With the largest camera ever to be sent into space, Mission Gaia will image one billion stars, revealing valuable information about the structure and evolution of our home galaxy, as well as discover supernovas, previously unseen asteroids and planets around nearby stars. On November 20, 2013 at Europe's spaceport in Kourou, French Guiana, the ESA will launch its surveyor, Gaia, to engage in a five year mission to map a billion stars with unprecedented precision.
Once in space, Gaia will head towards Lagrange Point, or L2, some 1.5 million km beyond Earth's orbit. Once there, the surveyor will take up its stable position in orbit around the Sun and begin imaging. It will observe an estimated billion stars, repeatedly.
Each observation will reveal information about individual star position and movement. However, that's not all: Gaia will also take measurements of each star's "vital signs," such as stellar temperature, luminosity and chemical composition. These observations will hugely assist astronomers in refining our understanding of our own galaxy, including its origins and evolution.
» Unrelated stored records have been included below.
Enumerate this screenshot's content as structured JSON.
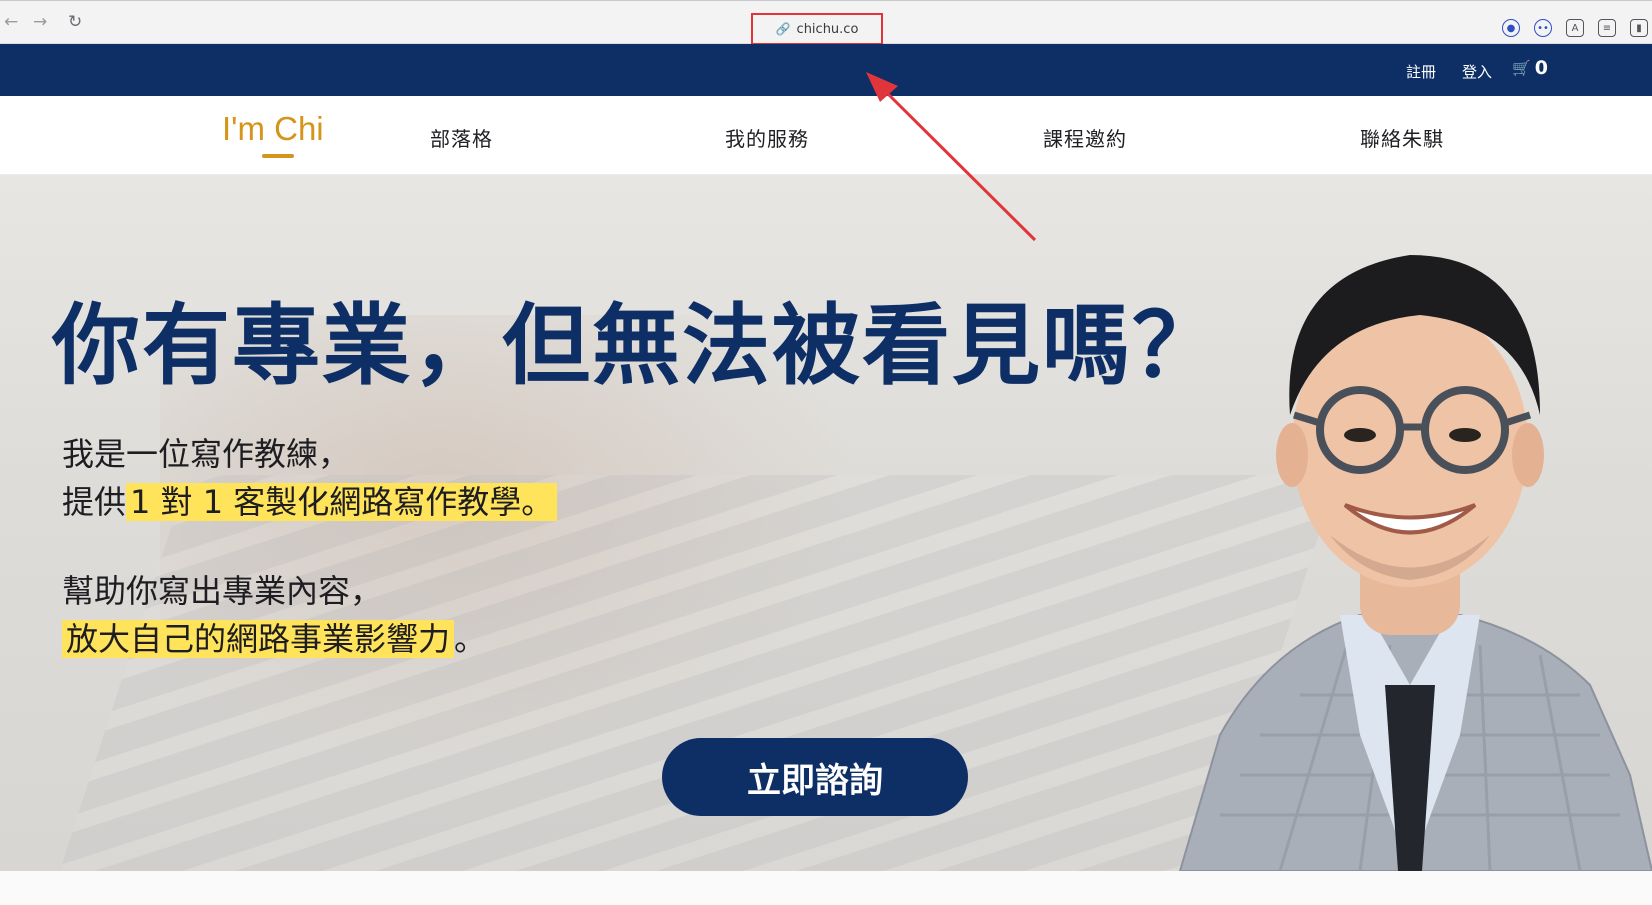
{
  "browser": {
    "url": "chichu.co",
    "icons": [
      "back-arrow-icon",
      "forward-arrow-icon",
      "reload-icon",
      "link-icon",
      "password-key-icon",
      "face-icon",
      "translate-icon",
      "list-icon",
      "sidebar-icon"
    ]
  },
  "topbar": {
    "signup": "註冊",
    "login": "登入",
    "cart_count": "0"
  },
  "nav": {
    "logo": "I'm Chi",
    "items": [
      "部落格",
      "我的服務",
      "課程邀約",
      "聯絡朱騏"
    ]
  },
  "hero": {
    "headline": "你有專業，但無法被看見嗎？",
    "para1_line1": "我是一位寫作教練，",
    "para1_line2_prefix": "提供",
    "para1_line2_highlight": "1 對 1 客製化網路寫作教學。",
    "para2_line1": "幫助你寫出專業內容，",
    "para2_line2_highlight": "放大自己的網路事業影響力",
    "para2_line2_suffix": "。",
    "cta": "立即諮詢"
  },
  "colors": {
    "brand_navy": "#0e2f66",
    "logo_gold": "#d4951a",
    "highlight_yellow": "#ffe35a",
    "annotation_red": "#e0353a"
  }
}
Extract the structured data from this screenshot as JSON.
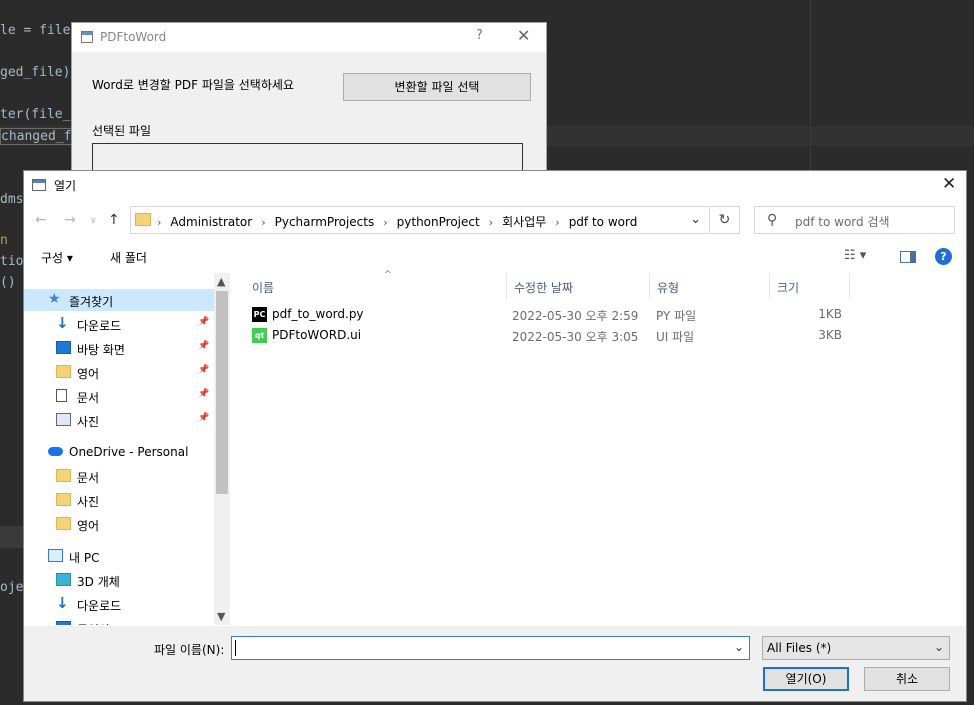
{
  "ide": {
    "code_lines": [
      "le = file_",
      "ged_file)",
      "ter(file_",
      "changed_f",
      "dms",
      "n",
      "tion",
      "()",
      "oje"
    ]
  },
  "app_window": {
    "title": "PDFtoWord",
    "help_glyph": "?",
    "close_glyph": "✕",
    "prompt": "Word로 변경할 PDF 파일을 선택하세요",
    "select_button": "변환할 파일 선택",
    "selected_label": "선택된 파일"
  },
  "dialog": {
    "title": "열기",
    "close_glyph": "✕",
    "breadcrumbs": [
      "Administrator",
      "PycharmProjects",
      "pythonProject",
      "회사업무",
      "pdf to word"
    ],
    "search_placeholder": "pdf to word 검색",
    "toolbar": {
      "organize": "구성 ▾",
      "new_folder": "새 폴더",
      "help": "?"
    },
    "nav_items": [
      {
        "label": "즐겨찾기",
        "icon": "star-icon",
        "indent": 1,
        "pinned": false,
        "selected": true
      },
      {
        "label": "다운로드",
        "icon": "download-icon",
        "indent": 2,
        "pinned": true,
        "selected": false
      },
      {
        "label": "바탕 화면",
        "icon": "desktop-icon",
        "indent": 2,
        "pinned": true,
        "selected": false
      },
      {
        "label": "영어",
        "icon": "folder-icon",
        "indent": 2,
        "pinned": true,
        "selected": false
      },
      {
        "label": "문서",
        "icon": "document-icon",
        "indent": 2,
        "pinned": true,
        "selected": false
      },
      {
        "label": "사진",
        "icon": "picture-icon",
        "indent": 2,
        "pinned": true,
        "selected": false
      },
      {
        "label": "OneDrive - Personal",
        "icon": "cloud-icon",
        "indent": 1,
        "pinned": false,
        "selected": false,
        "gap": true
      },
      {
        "label": "문서",
        "icon": "folder-icon",
        "indent": 2,
        "pinned": false,
        "selected": false
      },
      {
        "label": "사진",
        "icon": "folder-icon",
        "indent": 2,
        "pinned": false,
        "selected": false
      },
      {
        "label": "영어",
        "icon": "folder-icon",
        "indent": 2,
        "pinned": false,
        "selected": false
      },
      {
        "label": "내 PC",
        "icon": "pc-icon",
        "indent": 1,
        "pinned": false,
        "selected": false,
        "gap": true
      },
      {
        "label": "3D 개체",
        "icon": "3d-objects-icon",
        "indent": 2,
        "pinned": false,
        "selected": false
      },
      {
        "label": "다운로드",
        "icon": "download-icon",
        "indent": 2,
        "pinned": false,
        "selected": false
      },
      {
        "label": "동영상",
        "icon": "video-icon",
        "indent": 2,
        "pinned": false,
        "selected": false
      }
    ],
    "columns": [
      "이름",
      "수정한 날짜",
      "유형",
      "크기"
    ],
    "files": [
      {
        "name": "pdf_to_word.py",
        "icon": "pycharm-file-icon",
        "icon_text": "PC",
        "date": "2022-05-30 오후 2:59",
        "type": "PY 파일",
        "size": "1KB"
      },
      {
        "name": "PDFtoWORD.ui",
        "icon": "qt-ui-file-icon",
        "icon_text": "qt",
        "date": "2022-05-30 오후 3:05",
        "type": "UI 파일",
        "size": "3KB"
      }
    ],
    "filename_label": "파일 이름(N):",
    "filename_value": "",
    "filter_selected": "All Files (*)",
    "open_button": "열기(O)",
    "cancel_button": "취소"
  }
}
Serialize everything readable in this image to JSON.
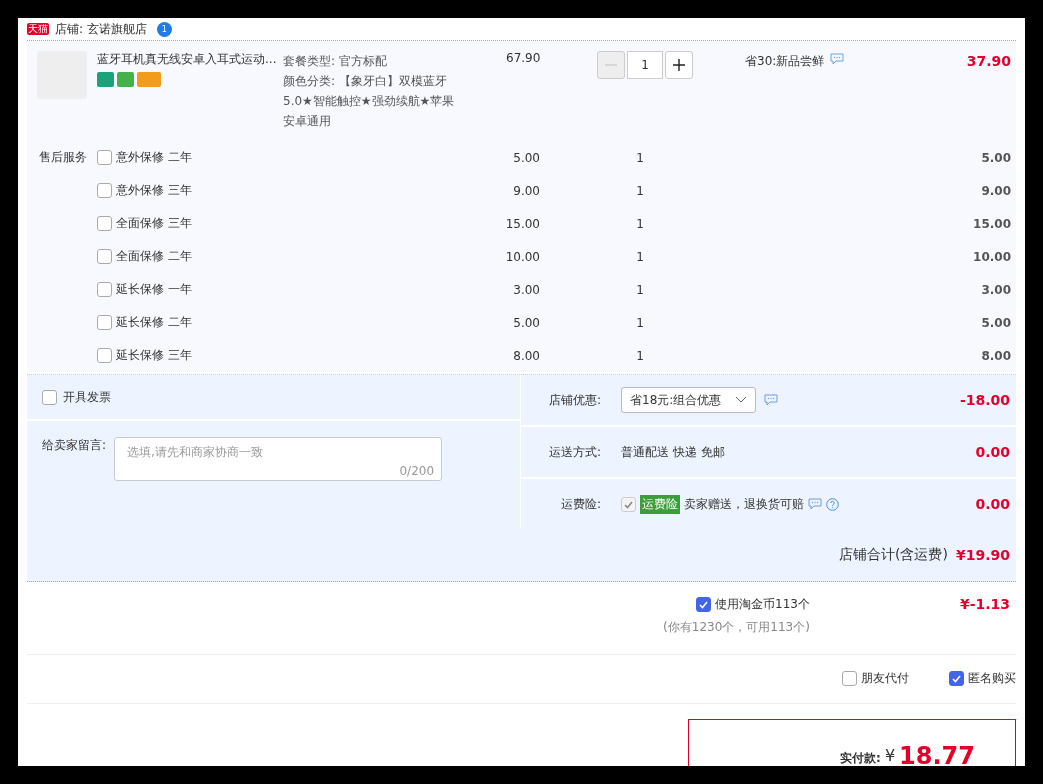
{
  "store": {
    "logo": "天猫",
    "name": "店铺: 玄诺旗舰店",
    "badge": "1"
  },
  "product": {
    "title": "蓝牙耳机真无线安卓入耳式运动...",
    "specs": [
      "套餐类型: 官方标配",
      "颜色分类: 【象牙白】双模蓝牙5.0★智能触控★强劲续航★苹果安卓通用"
    ],
    "price": "67.90",
    "quantity": "1",
    "minus_disabled": true,
    "promo": "省30:新品尝鲜",
    "total": "37.90"
  },
  "services": {
    "label": "售后服务",
    "items": [
      {
        "name": "意外保修 二年",
        "price": "5.00",
        "qty": "1",
        "total": "5.00",
        "checked": false
      },
      {
        "name": "意外保修 三年",
        "price": "9.00",
        "qty": "1",
        "total": "9.00",
        "checked": false
      },
      {
        "name": "全面保修 三年",
        "price": "15.00",
        "qty": "1",
        "total": "15.00",
        "checked": false
      },
      {
        "name": "全面保修 二年",
        "price": "10.00",
        "qty": "1",
        "total": "10.00",
        "checked": false
      },
      {
        "name": "延长保修 一年",
        "price": "3.00",
        "qty": "1",
        "total": "3.00",
        "checked": false
      },
      {
        "name": "延长保修 二年",
        "price": "5.00",
        "qty": "1",
        "total": "5.00",
        "checked": false
      },
      {
        "name": "延长保修 三年",
        "price": "8.00",
        "qty": "1",
        "total": "8.00",
        "checked": false
      }
    ]
  },
  "invoice": {
    "label": "开具发票",
    "checked": false
  },
  "message": {
    "label": "给卖家留言:",
    "placeholder": "选填,请先和商家协商一致",
    "counter": "0/200"
  },
  "discount": {
    "label": "店铺优惠:",
    "value": "省18元:组合优惠",
    "amount": "-18.00"
  },
  "shipping": {
    "label": "运送方式:",
    "value": "普通配送 快递 免邮",
    "amount": "0.00"
  },
  "insurance": {
    "label": "运费险:",
    "checked": true,
    "disabled": true,
    "tag": "运费险",
    "text": "卖家赠送，退换货可赔",
    "amount": "0.00"
  },
  "subtotal": {
    "label": "店铺合计(含运费)",
    "amount": "¥19.90"
  },
  "coins": {
    "label": "使用淘金币113个",
    "checked": true,
    "note": "(你有1230个，可用113个)",
    "amount": "¥-1.13"
  },
  "options": [
    {
      "label": "朋友代付",
      "checked": false
    },
    {
      "label": "匿名购买",
      "checked": true
    }
  ],
  "payment": {
    "label": "实付款:",
    "currency": "¥",
    "amount": "18.77"
  }
}
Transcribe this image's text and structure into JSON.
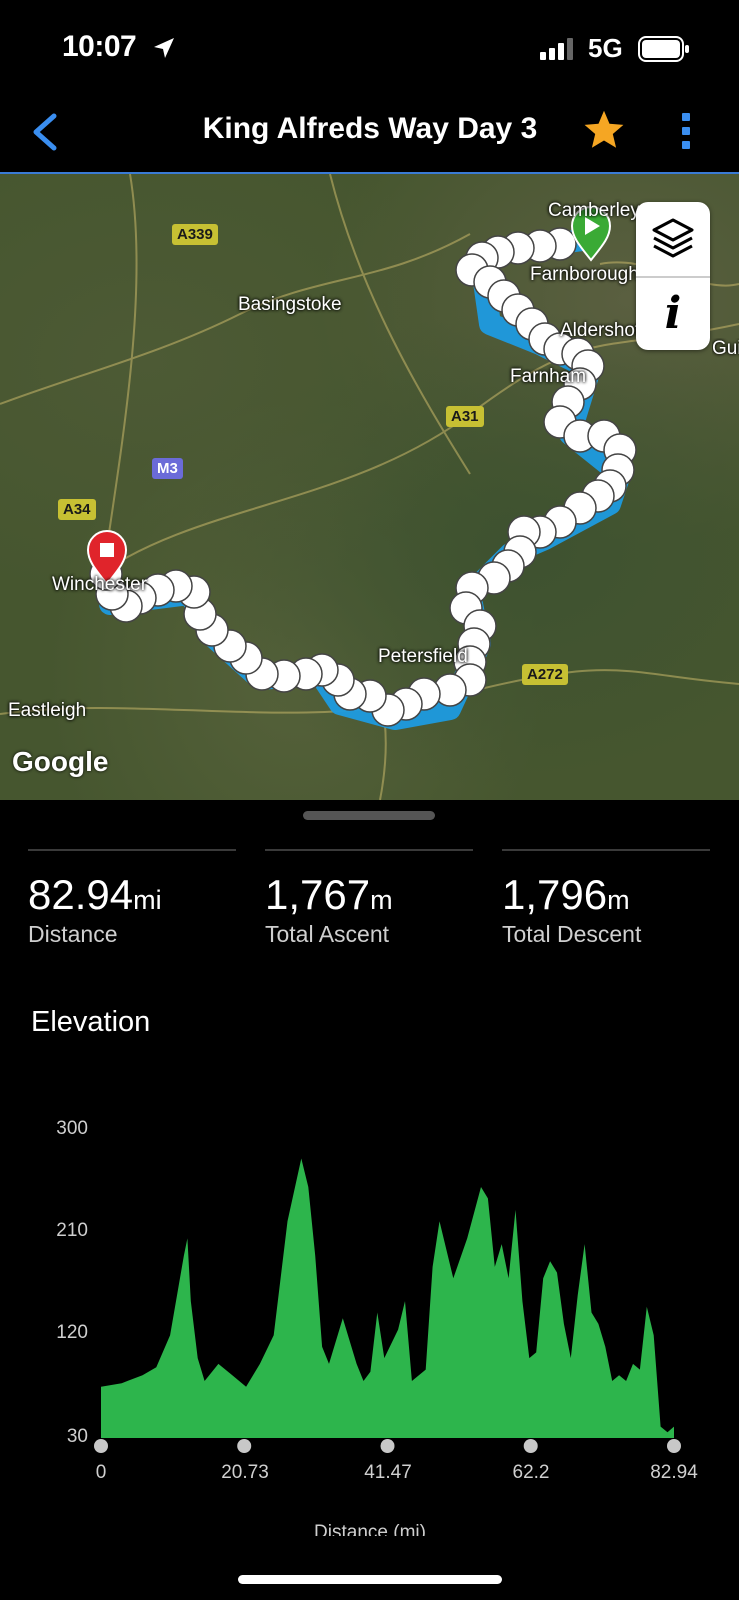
{
  "status_bar": {
    "time": "10:07",
    "network": "5G"
  },
  "nav": {
    "title": "King Alfreds Way Day 3"
  },
  "map": {
    "places": [
      "Camberley",
      "Farnborough",
      "Basingstoke",
      "Aldershot",
      "Farnham",
      "Winchester",
      "Petersfield",
      "Eastleigh",
      "Guildford"
    ],
    "roads": [
      "A339",
      "A31",
      "M3",
      "A34",
      "A272"
    ],
    "attribution": "Google",
    "info_label": "i"
  },
  "stats": {
    "distance": {
      "value": "82.94",
      "unit": "mi",
      "label": "Distance"
    },
    "ascent": {
      "value": "1,767",
      "unit": "m",
      "label": "Total Ascent"
    },
    "descent": {
      "value": "1,796",
      "unit": "m",
      "label": "Total Descent"
    }
  },
  "elevation": {
    "title": "Elevation",
    "y_ticks": [
      "300",
      "210",
      "120",
      "30"
    ],
    "x_ticks": [
      "0",
      "20.73",
      "41.47",
      "62.2",
      "82.94"
    ],
    "x_title": "Distance (mi)"
  },
  "chart_data": {
    "type": "area",
    "xlabel": "Distance (mi)",
    "ylabel": "",
    "xlim": [
      0,
      82.94
    ],
    "ylim": [
      30,
      300
    ],
    "color": "#2db54c",
    "x": [
      0,
      3,
      6,
      8,
      10,
      12,
      12.5,
      13,
      14,
      15,
      17,
      19,
      21,
      23,
      25,
      27,
      29,
      30,
      31,
      32,
      33,
      35,
      37,
      38,
      39,
      40,
      41,
      43,
      44,
      45,
      47,
      48,
      49,
      51,
      53,
      55,
      56,
      57,
      58,
      59,
      60,
      61,
      62,
      63,
      64,
      65,
      66,
      67,
      68,
      69,
      70,
      71,
      72,
      73,
      74,
      75,
      76,
      77,
      78,
      79,
      80,
      81,
      82,
      82.94
    ],
    "y": [
      75,
      78,
      85,
      92,
      120,
      190,
      205,
      150,
      100,
      80,
      95,
      85,
      75,
      95,
      120,
      220,
      275,
      250,
      190,
      110,
      95,
      135,
      95,
      80,
      88,
      140,
      100,
      125,
      150,
      80,
      90,
      180,
      220,
      170,
      205,
      250,
      240,
      180,
      200,
      170,
      230,
      150,
      100,
      105,
      170,
      185,
      175,
      130,
      100,
      155,
      200,
      140,
      130,
      110,
      80,
      85,
      80,
      95,
      90,
      145,
      120,
      40,
      35,
      40
    ]
  },
  "colors": {
    "accent": "#3a8ef0",
    "star": "#f5a623",
    "route": "#1e9be0",
    "start": "#3aaa35",
    "end": "#e0242b",
    "elevation_fill": "#2db54c"
  }
}
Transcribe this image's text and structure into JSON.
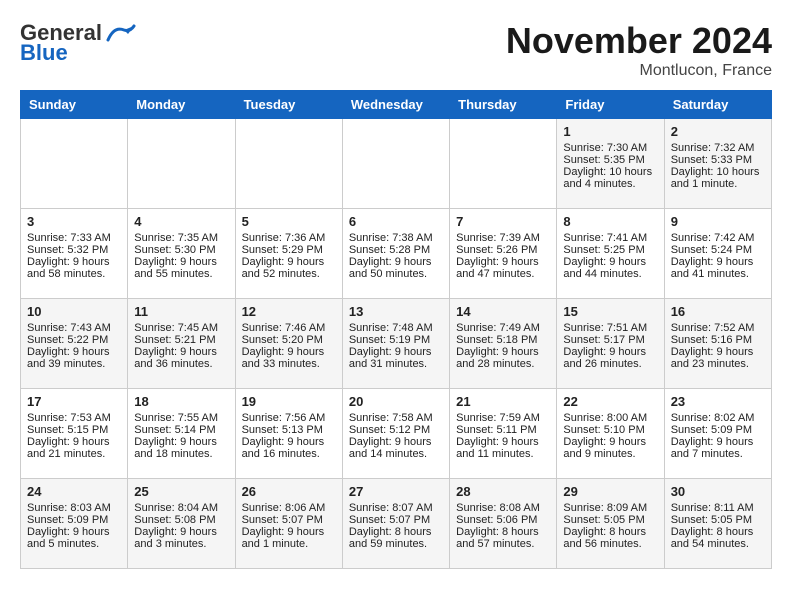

Gaia isn't a lightweight. It consists of two telescopes which rotate slowly, sweeping the expanse of the entire sky and focusing the light of both telescopes simultaneously onto the CCD array of a single digital camera. The camera itself is the largest ever flown into space and has the capacity of nearly a billion pixels! At the Kourou launch area, the last two months have been flurry of tests for the Gaia mission and preparing for launch.
"Getting ready for launch is an extremely busy phase for the mission teams, but it's also extremely exciting and rewarding to see our mission so close to launch," says Giuseppe Sarri, ESA's Gaia project manager.
One of the most fascinating components of the Gaia craft is its sunshield. At the beginning of October, it passed its final deployment test and has now been tucked away in its final configuration, ready for launch. Once the spacecraft reaches its goal, the sunshield will deploy and create a 10.5 meter wide umbrella around the base of the surveyor. This will become a dual-purpose venture: the sunshield will protect the spacecraft's sensitive telescopes and cameras from solar damage - keeping them at a safe operating temperature of -110°C - while the solar panels on the other side will help generate electricity to power the systems.
"With this important milestone -- and others -- now completed, we are working through an intensive checklist of final activities that will culminate in the much-awaited launch of our 'discovery machine'," adds Giuseppe.
By now, at ESA's European Spacecraft Operations Center in Darmstadt, Germany, the Gaia Mission Control Team will have completed a full simulation for crucial launch functions and the beginning phases of the mission's orbit. The Gaia craft itself will have received its fuel supply at Kourou; its tanks topped off and ready to carry out the propulsion system's commands when it makes it into space.
At the beginning of November, Gaia will then be transferred to the Soyuz launch adapter where it will receive its upper stage that will help boost the space traveler along on its journey to L2. During the initial four minutes of launch, Gaia will be outfitted with a Soyuz fairing, a protective nose cone that will shield it against damage.
Then, on November 15, 2013, Gaia will be transferred to the launch pad where it will be mated with the Soyuz launcher and fueled for the ride. Five days later, on November 20, 2013, at 08:57:30 GMT, the spacecraft will take off! If you're interested in watching this historic event, it will be streamed live on the ESA Portal at http://www.esa.int
"We are excited to see the launch less than one month away, but there are still a lot of final preparations to complete," says Timo Prusti, ESA's Gaia project scientist. "Our quest to create an enormous stellar census to solve questions on the origin, structure and evolutionary history of our home galaxy, and to discover tens of thousands of supernovas, previously unseen asteroids and even planets around nearby stars, is finally about to begin."
Just like updating your GPS system, the Gaia Star Survey will update our astronomical catalogs and much, much more. Even given a billion stars, that's only about 1% of the number of stars astronomers estimate to be within the Milky Way. Ah, well. Move over, Hipparchos, there's a new kid on the block!
Original Story Source: ESA News Release